Types.BYTE, 1 - is a first field id serialized with value 1. Field has type int but value if small enough to fit to one byte so it was saved as byte. Library always tries to occupy as much as possible room for single values. On a contrary array elements are always saved as-is (4 bytes for int, 2 bytes for short, etc).
Types.STRING, 33,'S','o','m','e',... - is a second field description serialized as UTF-8 with length of 33 bytes. Please note - for strings length is stored in bytes, not in characters!
Types.END_MARKER - is a user type end marker, this is added by library automatically upon completion of a call to UserTypeOutput#write.
One important note here is that if we try to put null value - media.writeObject(null), it will be handled by library without a call to UserTypeOutput#write. In this case an array of bytes would look like this:

byte[]{
        Types.NULL
}

In general each value is stored as a pair (type,data) where type is single byte and data is a type-dependent array of bytes.
Lengths of arrays and strings are stored using variable length sequence of bytes, where only 7 lower bits of each byte is used, so if value fit 7 bits it will occupy one byte, if it fits 14 bits it will be two bytes and so on. This is because higher bit (8) when set is used as a marker "more data in next byte". For details see org.uze.binary.format.media.SimpleWritableMedia.writeLength.

Now de-serialization (again for simplicity only one user type supported)

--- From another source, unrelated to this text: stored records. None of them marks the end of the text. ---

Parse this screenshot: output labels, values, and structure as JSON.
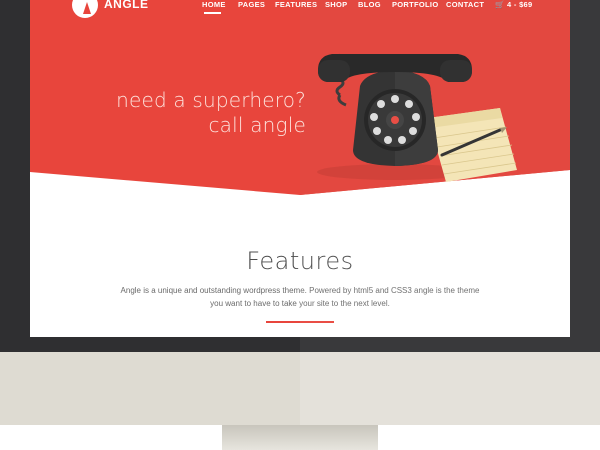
{
  "brand": {
    "name": "ANGLE"
  },
  "nav": {
    "items": [
      "HOME",
      "PAGES",
      "FEATURES",
      "SHOP",
      "BLOG",
      "PORTFOLIO",
      "CONTACT"
    ],
    "active": "HOME",
    "cart": {
      "icon": "cart-icon",
      "label": "4 - $69"
    }
  },
  "hero": {
    "line1": "need a superhero?",
    "line2": "call angle"
  },
  "features": {
    "title": "Features",
    "desc_line1": "Angle is a unique and outstanding wordpress theme. Powered by html5 and CSS3 angle is the theme",
    "desc_line2": "you want to have to take your site to the next level."
  },
  "colors": {
    "accent": "#e8453c",
    "hero_bg": "#e8453c",
    "bezel": "#2f2f31",
    "chin": "#dedbd2"
  }
}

        ReadableMedia media = return new SimpleReadableMedia(
                new InputStreamBinaryInput(
                        new ByteArrayInputStream(data)
                ),
                new UserTypeInput() {
                    @Override
                    public <T> T read(@NotNull ReadableMedia media, Class<T> clazz) throws IOException {
                        if (Item.class.equals(clazz)) {
                            return clazz.cast(new Item(media.readInt(), media.readString()));
                        }
                        throw new UnsupportedOperationException("Unknown class:" + clazz);
                    }
                },
                new SimpleArrayFactory(16)
        );
        
        Item result = media.getObject(Item.class);

Of course in real life implementors of UserTypeOutput and UserTypeInput will be much more complex, perhaps including some registries of user-type serializers/de-serializers.

Motivation

Because I like it.

Installation

For maven projects add this dependency to pom.xml (get the latest version here)

<dependency>
    <groupId>com.github.ykiselev</groupId>
    <artifactId>binary-format</artifactId>
</dependency>

API Reference

See the Javadoc catalog for complete API reference.

Tests

mvn clean test or run specific test:

  • com.github.ykiselev.binary.format.SimpleWritableMediaTest
  • com.github.ykiselev.binary.format.SimpleReadableMediaTest

Contributors

Please e-mail me if you need more info or want to improve something: uze@yandex.ru

Downloads

Download the latest jar

License

This library is licensed under the Apache License, Version 2.0.